● **Task instructions**
What you return should match the data exactly, from the first line to the last.

● **Material provided**
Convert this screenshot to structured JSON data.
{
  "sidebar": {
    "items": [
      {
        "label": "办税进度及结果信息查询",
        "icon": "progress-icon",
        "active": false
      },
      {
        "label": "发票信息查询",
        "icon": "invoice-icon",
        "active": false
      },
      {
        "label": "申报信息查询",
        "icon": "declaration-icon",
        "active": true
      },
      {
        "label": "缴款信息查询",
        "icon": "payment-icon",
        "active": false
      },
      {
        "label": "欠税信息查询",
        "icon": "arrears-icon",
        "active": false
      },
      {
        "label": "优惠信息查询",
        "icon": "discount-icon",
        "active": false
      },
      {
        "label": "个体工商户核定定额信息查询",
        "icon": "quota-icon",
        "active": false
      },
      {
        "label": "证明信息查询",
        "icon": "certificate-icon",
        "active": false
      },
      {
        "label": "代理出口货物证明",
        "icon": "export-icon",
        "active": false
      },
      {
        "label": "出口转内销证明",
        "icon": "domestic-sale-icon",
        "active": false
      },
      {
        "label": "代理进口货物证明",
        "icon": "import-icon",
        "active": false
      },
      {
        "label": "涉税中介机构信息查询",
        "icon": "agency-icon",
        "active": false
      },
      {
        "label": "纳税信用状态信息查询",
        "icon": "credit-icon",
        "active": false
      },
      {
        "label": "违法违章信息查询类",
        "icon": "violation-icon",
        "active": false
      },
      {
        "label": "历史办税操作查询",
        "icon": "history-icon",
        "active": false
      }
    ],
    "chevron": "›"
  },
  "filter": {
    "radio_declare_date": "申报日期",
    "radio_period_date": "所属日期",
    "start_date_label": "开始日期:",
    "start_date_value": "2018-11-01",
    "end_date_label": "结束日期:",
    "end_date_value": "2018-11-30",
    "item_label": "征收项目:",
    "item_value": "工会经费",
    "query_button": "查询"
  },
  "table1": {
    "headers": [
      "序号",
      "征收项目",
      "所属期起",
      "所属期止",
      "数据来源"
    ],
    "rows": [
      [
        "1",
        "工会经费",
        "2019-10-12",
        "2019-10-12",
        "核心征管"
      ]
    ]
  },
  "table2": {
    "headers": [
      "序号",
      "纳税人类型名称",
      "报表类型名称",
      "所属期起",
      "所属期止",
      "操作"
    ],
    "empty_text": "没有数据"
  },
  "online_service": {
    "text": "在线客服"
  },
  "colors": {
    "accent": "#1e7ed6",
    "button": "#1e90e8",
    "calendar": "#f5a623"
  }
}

● **Result of this task**
Convert this screenshot to structured JSON data.
{
  "sidebar": {
    "items": [
      {
        "label": "办税进度及结果信息查询",
        "icon": "progress-icon",
        "active": false
      },
      {
        "label": "发票信息查询",
        "icon": "invoice-icon",
        "active": false
      },
      {
        "label": "申报信息查询",
        "icon": "declaration-icon",
        "active": true
      },
      {
        "label": "缴款信息查询",
        "icon": "payment-icon",
        "active": false
      },
      {
        "label": "欠税信息查询",
        "icon": "arrears-icon",
        "active": false
      },
      {
        "label": "优惠信息查询",
        "icon": "discount-icon",
        "active": false
      },
      {
        "label": "个体工商户核定定额信息查询",
        "icon": "quota-icon",
        "active": false
      },
      {
        "label": "证明信息查询",
        "icon": "certificate-icon",
        "active": false
      },
      {
        "label": "代理出口货物证明",
        "icon": "export-icon",
        "active": false
      },
      {
        "label": "出口转内销证明",
        "icon": "domestic-sale-icon",
        "active": false
      },
      {
        "label": "代理进口货物证明",
        "icon": "import-icon",
        "active": false
      },
      {
        "label": "涉税中介机构信息查询",
        "icon": "agency-icon",
        "active": false
      },
      {
        "label": "纳税信用状态信息查询",
        "icon": "credit-icon",
        "active": false
      },
      {
        "label": "违法违章信息查询类",
        "icon": "violation-icon",
        "active": false
      },
      {
        "label": "历史办税操作查询",
        "icon": "history-icon",
        "active": false
      }
    ],
    "chevron": "›"
  },
  "filter": {
    "radio_declare_date": "申报日期",
    "radio_period_date": "所属日期",
    "start_date_label": "开始日期:",
    "start_date_value": "2018-11-01",
    "end_date_label": "结束日期:",
    "end_date_value": "2018-11-30",
    "item_label": "征收项目:",
    "item_value": "工会经费",
    "query_button": "查询"
  },
  "table1": {
    "headers": [
      "序号",
      "征收项目",
      "所属期起",
      "所属期止",
      "数据来源"
    ],
    "rows": [
      [
        "1",
        "工会经费",
        "2019-10-12",
        "2019-10-12",
        "核心征管"
      ]
    ]
  },
  "table2": {
    "headers": [
      "序号",
      "纳税人类型名称",
      "报表类型名称",
      "所属期起",
      "所属期止",
      "操作"
    ],
    "empty_text": "没有数据"
  },
  "online_service": {
    "text": "在线客服"
  },
  "colors": {
    "accent": "#1e7ed6",
    "button": "#1e90e8",
    "calendar": "#f5a623"
  }
}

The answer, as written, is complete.